To cite this article:
Ran D. Anbar. Alternative and Complementary Therapies. June 2010, 16(3): 145-150. doi:10.1089/act.2010.16303.
Published in Volume: 16 Issue 3: June 18, 2010
Utilization of hypnosis as part of the care of children with respiratory disorders helps these patients achieve symptomatic relief, improves the clinician’s ability to diagnose and treat patients with complicated clinical presentations, and saves some patients from undergoing costly investigations or receiving nonessential treatments. Hypnosis can be defined as a state of inward attention during which the mind is focused on ideas of therapeutic value that can potentiate physiologic change.
There are few published randomized trials demonstrating the effectiveness of hypnosis in the management of asthma. Published case-series suggest hypnosis is of benefit for children with cystic fibrosis, dyspnea, habit cough, insomnia, or vocal-cord dysfunction. Hypnosis helps patients control their response to discomfort, which may allow reduction in the amount of pharmacologic analgesia during medical procedures such as phlebotomy or bronchoscopy.
Once children decide to learn self-hypnosis, initial instruction time can require 5–30 minutes with older children and even less time with younger children. This training can be incorporated within regular medical-office appointments. Clinical hypnosis for use by various staff members at a pediatric pulmonary center is learned best through active participation in 20-hour experiential hypnosis workshops endorsed by medical hypnosis organizations. While acquiring the skills required for incorporating hypnosis into clinical practice may take relatively few hours, it is the clinician’s years of professional training that permits its appropriate use.

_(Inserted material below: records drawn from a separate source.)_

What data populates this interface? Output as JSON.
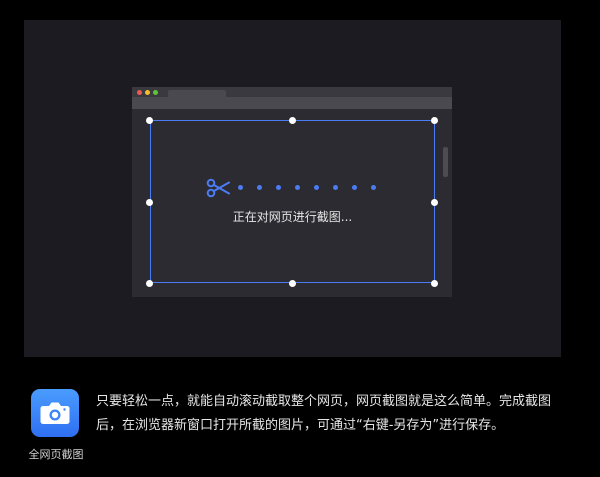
{
  "capture": {
    "status_text": "正在对网页进行截图..."
  },
  "app": {
    "name": "全网页截图",
    "icon": "camera-icon",
    "description": "只要轻松一点，就能自动滚动截取整个网页，网页截图就是这么简单。完成截图后，在浏览器新窗口打开所截的图片，可通过“右键-另存为”进行保存。"
  },
  "colors": {
    "accent": "#4b7cf3",
    "stage_bg": "#1c1b21",
    "browser_bg": "#2c2b31",
    "icon_gradient_top": "#4a9cff",
    "icon_gradient_bottom": "#2f6ff2"
  }
}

Conclusion: Clinical hypnosis is an efficient and effective tool for addressing the mind–body connection for children with respiratory disorders.